Data shown -

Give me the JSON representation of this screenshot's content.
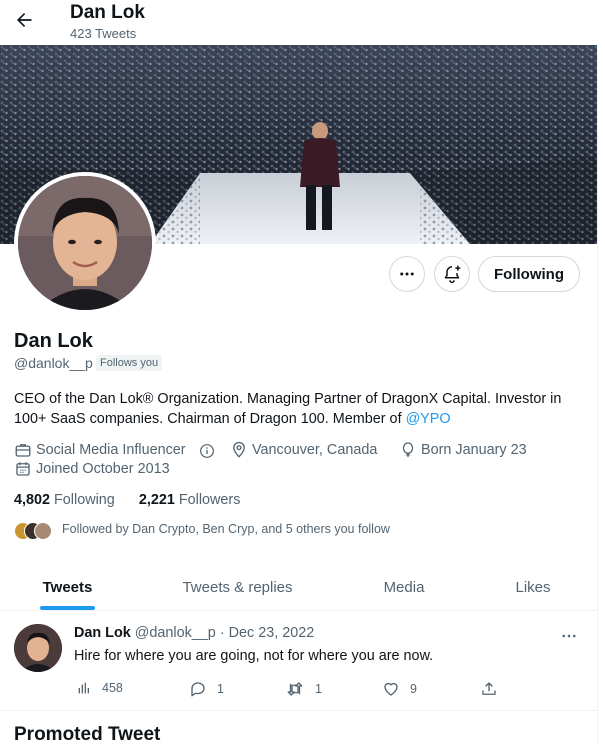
{
  "header": {
    "back_icon": "arrow-left-icon",
    "title": "Dan Lok",
    "tweet_count": "423 Tweets"
  },
  "profile": {
    "name": "Dan Lok",
    "handle": "@danlok__p",
    "follows_you": "Follows you",
    "bio_text": "CEO of the Dan Lok® Organization. Managing Partner of DragonX Capital. Investor in 100+ SaaS companies. Chairman of Dragon 100. Member of ",
    "bio_mention": "@YPO",
    "category": "Social Media Influencer",
    "location": "Vancouver, Canada",
    "born": "Born January 23",
    "joined": "Joined October 2013",
    "following_count": "4,802",
    "following_label": "Following",
    "followers_count": "2,221",
    "followers_label": "Followers",
    "followed_by": "Followed by Dan Crypto, Ben Cryp, and 5 others you follow"
  },
  "actions": {
    "more_icon": "more-horizontal-icon",
    "notify_icon": "bell-plus-icon",
    "following_label": "Following"
  },
  "tabs": [
    {
      "label": "Tweets",
      "active": true
    },
    {
      "label": "Tweets & replies",
      "active": false
    },
    {
      "label": "Media",
      "active": false
    },
    {
      "label": "Likes",
      "active": false
    }
  ],
  "tweet": {
    "author": "Dan Lok",
    "handle": "@danlok__p",
    "sep": "·",
    "date": "Dec 23, 2022",
    "text": "Hire for where you are going, not for where you are now.",
    "views": "458",
    "replies": "1",
    "retweets": "1",
    "likes": "9"
  },
  "promoted_title": "Promoted Tweet",
  "colors": {
    "accent": "#1d9bf0",
    "text": "#0f1419",
    "muted": "#536471",
    "border": "#cfd9de"
  }
}
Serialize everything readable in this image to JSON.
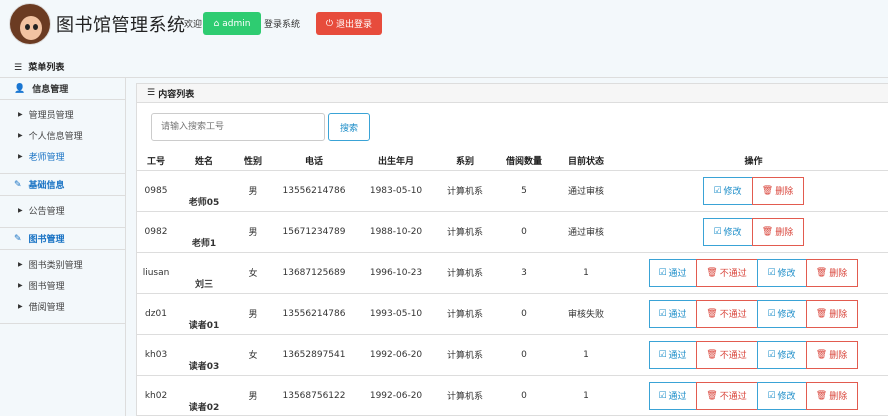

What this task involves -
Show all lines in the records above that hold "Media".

Result -
    "category": "Social Media Influencer",
      "label": "Media",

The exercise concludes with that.